The disc also offers the movie in a sing-along mode that shows the lyrics during the various song sequences (as opposed to closed captioning showing all the dialogue).

The digital edition, which can be accessed using the Movies Anywhere redemption code included with the Blu-ray combo pack, offers an informative commentary with director Rob Marshall and producer John DeLuca.

Movies Anywhere also has two more vignettes, each running more than a minute. “Different Worlds: Creating Mary Poppins Returns is a shorter clip from the longer making-of featurette about the making of an animated sequence. And “What Is Your Favorite Disney Musical?” is a promotional video in which the title question is asked to various cast members.

Finally, the digital version on Vudu offers a three-minute featurette about the cameo of actress Karen Dotrice, who played young Jane in the original film.

‘The Grinch’ Sliding to Digital Jan. 22, Disc Feb. 5 From Universal

Dr. Seuss’ The Grinch is coming to digital (including Movies Anywhere) Jan. 22 and 4K Ultra HD combo pack, 3D Blu-ray, Blu-ray, DVD and on demand Feb. 5 from Illumination and Universal Pictures Home Entertainment.

The film earned $267.4 million in North American theaters, making it the year’s No. 6 movie, according to Box Office Mojo.

Based on the Dr. Seuss tale, the animated film follows a cynical grouch who goes on a mission to steal Christmas from others only to feel his own heart grow three sizes larger through unexpected friendships. Narrated by Pharrell Williams, The Grinch stars Benedict Cumberbatch (Dr. Strange, “Sherlock”) as the Grinch, who lives a solitary life inside a cave on Mt. Crumpit with his loyal dog, Max, for company. The voice cast also includes Rashida Jones (“Parks and Recreation,” The Muppets) as Donna Who, Kenan Thompson (“Saturday Night Live”) as Bricklebaum, Cameron Seely (The Greatest Showman) as Cindy-Lou Who and Angela Lansbury (AnastasiaBeauty and the Beast) as the mayor of Whoville.

The home entertainment edition contains more than 60 minutes of bonus content, including three mini-movies: “Dog Days of Winter” starring the Grinch and his heroically loyal dog Max; and “Yellow is the New Black” and “Santa’s Little Helpers,” both starring the Minions. It also includes featurettes and a how-to-draw tutorial.

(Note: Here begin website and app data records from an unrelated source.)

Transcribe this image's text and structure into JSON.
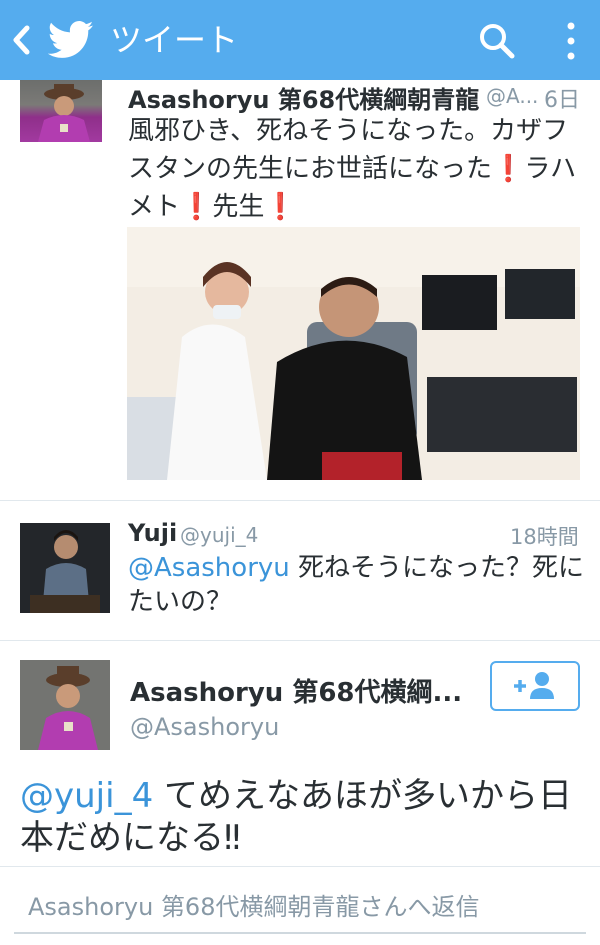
{
  "header": {
    "title": "ツイート",
    "back_icon": "chevron-left-icon",
    "logo_icon": "twitter-bird-icon",
    "search_icon": "search-icon",
    "more_icon": "more-vertical-icon",
    "bg_color": "#55acee"
  },
  "tweet1": {
    "name": "Asashoryu 第68代横綱朝青龍",
    "handle": "@A...",
    "time": "6日",
    "text_parts": [
      "風邪ひき、死ねそうになった。カザフスタンの先生にお世話になった",
      "❗",
      "ラハメト",
      "❗",
      "先生",
      "❗"
    ],
    "photo": "photo-doctor-and-man"
  },
  "tweet2": {
    "name": "Yuji",
    "handle": "@yuji_4",
    "time": "18時間",
    "mention": "@Asashoryu",
    "text": " 死ねそうになった？死にたいの？"
  },
  "tweet3": {
    "name": "Asashoryu 第68代横綱...",
    "handle": "@Asashoryu",
    "follow_icon": "add-user-icon",
    "mention": "@yuji_4",
    "text": " てめえなあほが多いから日本だめになる‼"
  },
  "reply": {
    "placeholder": "Asashoryu 第68代横綱朝青龍さんへ返信"
  },
  "colors": {
    "accent": "#55acee",
    "link": "#3b94d9",
    "muted": "#8899a6",
    "text": "#292f33",
    "exclaim": "#d9232e"
  }
}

Bonus features exclusive to disc include the interactive map “Who’s Who in Who-ville” and the “You’re A Mean One, Mr. Grinch” lyric video.